Sharing data across different organizations and evaluating programs can prove difficult for MCPs and their partners. Some challenges are described below, along with potential considerations for how organizations can navigate these barriers.
For additional detail, access “Common Challenges and Ingredients for Success” (PDF) in the “Engaging CHW/Ps in Data Collection and Outcome Measurement” section of the Resource Guide.
- Insufficient health information exchange. There are long-standing and systemic challenges in health and social sectors, such as privacy, HIT and health information exchange infrastructure investment, and data interoperability, that are not specific to the inclusion of the CHW/P workforce. Manatt Health Strategies developed the CalAIM Data Exchange Roadmap (PDF), which describes seven use cases that define information system requirements and data-sharing activities necessary to effectively support ECM and ILOS. This level of data exchange will require not only state and federal regulatory changes but all stakeholders to participate in a coordinated effort. Although fully integrated, interoperable data systems are the goal, MCPs need to identify what works for them and their partners to report to the state, identify and share key data to support the program, and simplify the effort at the provider and care team level when possible.
- Varying data infrastructure across CBOs. CBOs, which provide a diverse range of medical and mental health care, substance use treatment, or social services, significantly vary in their technical infrastructure and data-collecting capabilities. Many CBOs are unfamiliar with health system information platforms and use a different rubric to evaluate their programs. It is important for MCPs to support community partners and stakeholders to assess their data collection and information exchange capabilities and leverage resources to address the gaps in infrastructure and tools.

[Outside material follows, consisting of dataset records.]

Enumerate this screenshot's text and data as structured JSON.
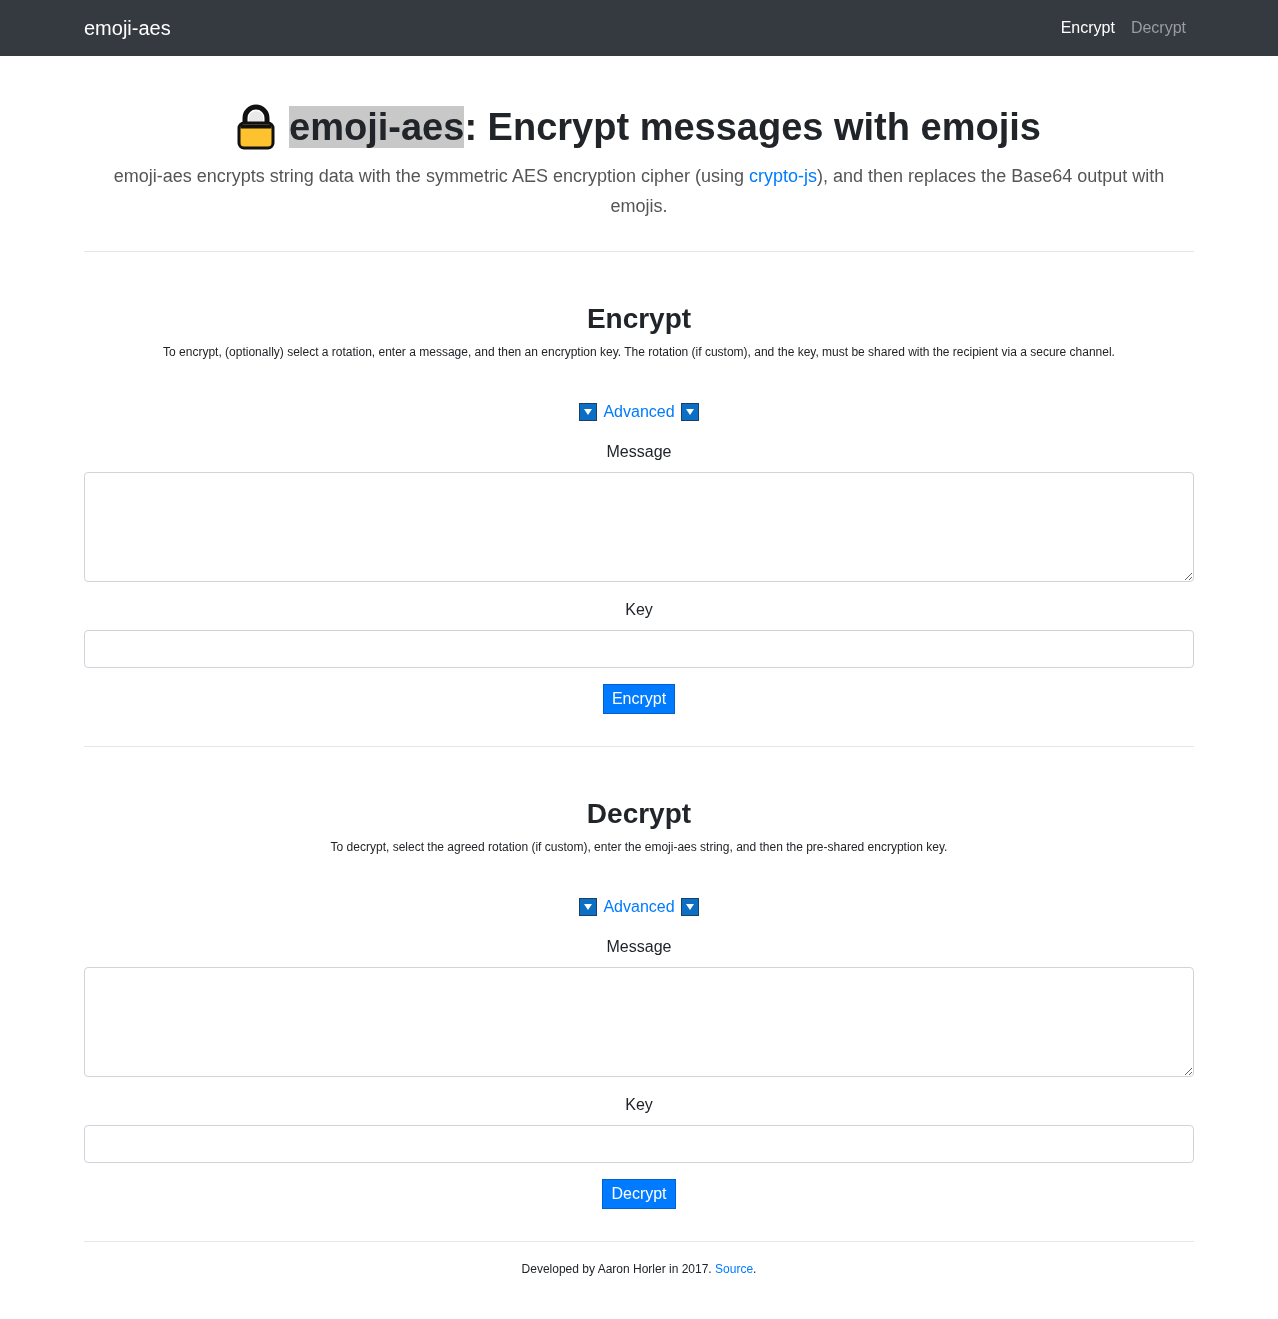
{
  "navbar": {
    "brand": "emoji-aes",
    "links": [
      {
        "label": "Encrypt",
        "selected": true
      },
      {
        "label": "Decrypt",
        "selected": false
      }
    ]
  },
  "header": {
    "title_parts": [
      {
        "text": "emoji-aes",
        "highlighted": true
      },
      {
        "text": ": Encrypt messages with emojis",
        "highlighted": false
      }
    ],
    "intro_parts": [
      {
        "kind": "text",
        "text": "emoji-aes encrypts string data with the symmetric AES encryption cipher (using "
      },
      {
        "kind": "link",
        "text": "crypto-js"
      },
      {
        "kind": "text",
        "text": "), and then replaces the Base64 output with emojis."
      }
    ]
  },
  "sections": [
    {
      "heading": "Encrypt",
      "description": "To encrypt, (optionally) select a rotation, enter a message, and then an encryption key. The rotation (if custom), and the key, must be shared with the recipient via a secure channel.",
      "advanced": "Advanced",
      "message_label": "Message",
      "key_label": "Key",
      "button": "Encrypt"
    },
    {
      "heading": "Decrypt",
      "description": "To decrypt, select the agreed rotation (if custom), enter the emoji-aes string, and then the pre-shared encryption key.",
      "advanced": "Advanced",
      "message_label": "Message",
      "key_label": "Key",
      "button": "Decrypt"
    }
  ],
  "footer": {
    "parts": [
      {
        "kind": "text",
        "text": "Developed by Aaron Horler in 2017. "
      },
      {
        "kind": "link",
        "text": "Source"
      },
      {
        "kind": "text",
        "text": "."
      }
    ]
  }
}
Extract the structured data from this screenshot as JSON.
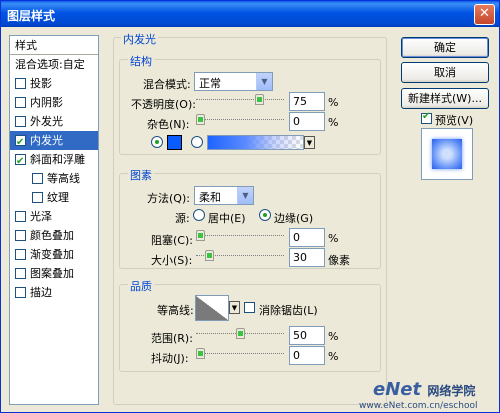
{
  "window": {
    "title": "图层样式",
    "close": "✕"
  },
  "stylelist": {
    "items": [
      {
        "label": "样式",
        "checkbox": false,
        "checked": false,
        "selected": false,
        "sub": false
      },
      {
        "label": "混合选项:自定",
        "checkbox": false,
        "checked": false,
        "selected": false,
        "sub": false
      },
      {
        "label": "投影",
        "checkbox": true,
        "checked": false,
        "selected": false,
        "sub": false
      },
      {
        "label": "内阴影",
        "checkbox": true,
        "checked": false,
        "selected": false,
        "sub": false
      },
      {
        "label": "外发光",
        "checkbox": true,
        "checked": false,
        "selected": false,
        "sub": false
      },
      {
        "label": "内发光",
        "checkbox": true,
        "checked": true,
        "selected": true,
        "sub": false
      },
      {
        "label": "斜面和浮雕",
        "checkbox": true,
        "checked": true,
        "selected": false,
        "sub": false
      },
      {
        "label": "等高线",
        "checkbox": true,
        "checked": false,
        "selected": false,
        "sub": true
      },
      {
        "label": "纹理",
        "checkbox": true,
        "checked": false,
        "selected": false,
        "sub": true
      },
      {
        "label": "光泽",
        "checkbox": true,
        "checked": false,
        "selected": false,
        "sub": false
      },
      {
        "label": "颜色叠加",
        "checkbox": true,
        "checked": false,
        "selected": false,
        "sub": false
      },
      {
        "label": "渐变叠加",
        "checkbox": true,
        "checked": false,
        "selected": false,
        "sub": false
      },
      {
        "label": "图案叠加",
        "checkbox": true,
        "checked": false,
        "selected": false,
        "sub": false
      },
      {
        "label": "描边",
        "checkbox": true,
        "checked": false,
        "selected": false,
        "sub": false
      }
    ]
  },
  "panel": {
    "title": "内发光",
    "structure": {
      "legend": "结构",
      "blend_mode_label": "混合模式:",
      "blend_mode_value": "正常",
      "opacity_label": "不透明度(O):",
      "opacity_value": "75",
      "opacity_unit": "%",
      "opacity_fraction": 0.75,
      "noise_label": "杂色(N):",
      "noise_value": "0",
      "noise_unit": "%",
      "color": "#0a5cff"
    },
    "elements": {
      "legend": "图素",
      "method_label": "方法(Q):",
      "method_value": "柔和",
      "source_label": "源:",
      "source_center": "居中(E)",
      "source_edge": "边缘(G)",
      "choke_label": "阻塞(C):",
      "choke_value": "0",
      "choke_unit": "%",
      "size_label": "大小(S):",
      "size_value": "30",
      "size_unit": "像素",
      "size_fraction": 0.12
    },
    "quality": {
      "legend": "品质",
      "contour_label": "等高线:",
      "antialias_label": "消除锯齿(L)",
      "range_label": "范围(R):",
      "range_value": "50",
      "range_unit": "%",
      "range_fraction": 0.5,
      "jitter_label": "抖动(J):",
      "jitter_value": "0",
      "jitter_unit": "%"
    }
  },
  "buttons": {
    "ok": "确定",
    "cancel": "取消",
    "new_style": "新建样式(W)...",
    "preview_label": "预览(V)"
  },
  "watermark": {
    "brand": "eNet",
    "cn": "网络学院",
    "url": "www.eNet.com.cn/eschool"
  }
}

- Lack of standard SDOH data-collection measures. While numerous SDOH measurement resources exist, a systematic analysis of the strategies used to assess SDOH found wide variation in the SDOH categories used and no consensus on a standard set of indicators. Because ECM and ILOS services prioritize the social and behavioral needs of members, it is important for stakeholders to engage in a process of standardizing data collection and SDOH measures. The integrated care team, including CHW/Ps, should possess the tools and training to ensure a clear understanding of this aspect of member care along with standard screening tools and methods of data collection on health-related social needs.
- Concerns around privacy and consent. There are significant considerations concerning data integration and information sharing, and the underlying patchwork of federal and state laws governing privacy. Integrated care and the need for data exchange among MCPs, providers, and social service agencies will require a state effort to update privacy and consent laws and regulations. Many CBOs and social service organizations involved in data sharing will need training on informed consent for individual member interactions and larger data-sharing agreements that support bidirectional flow of information.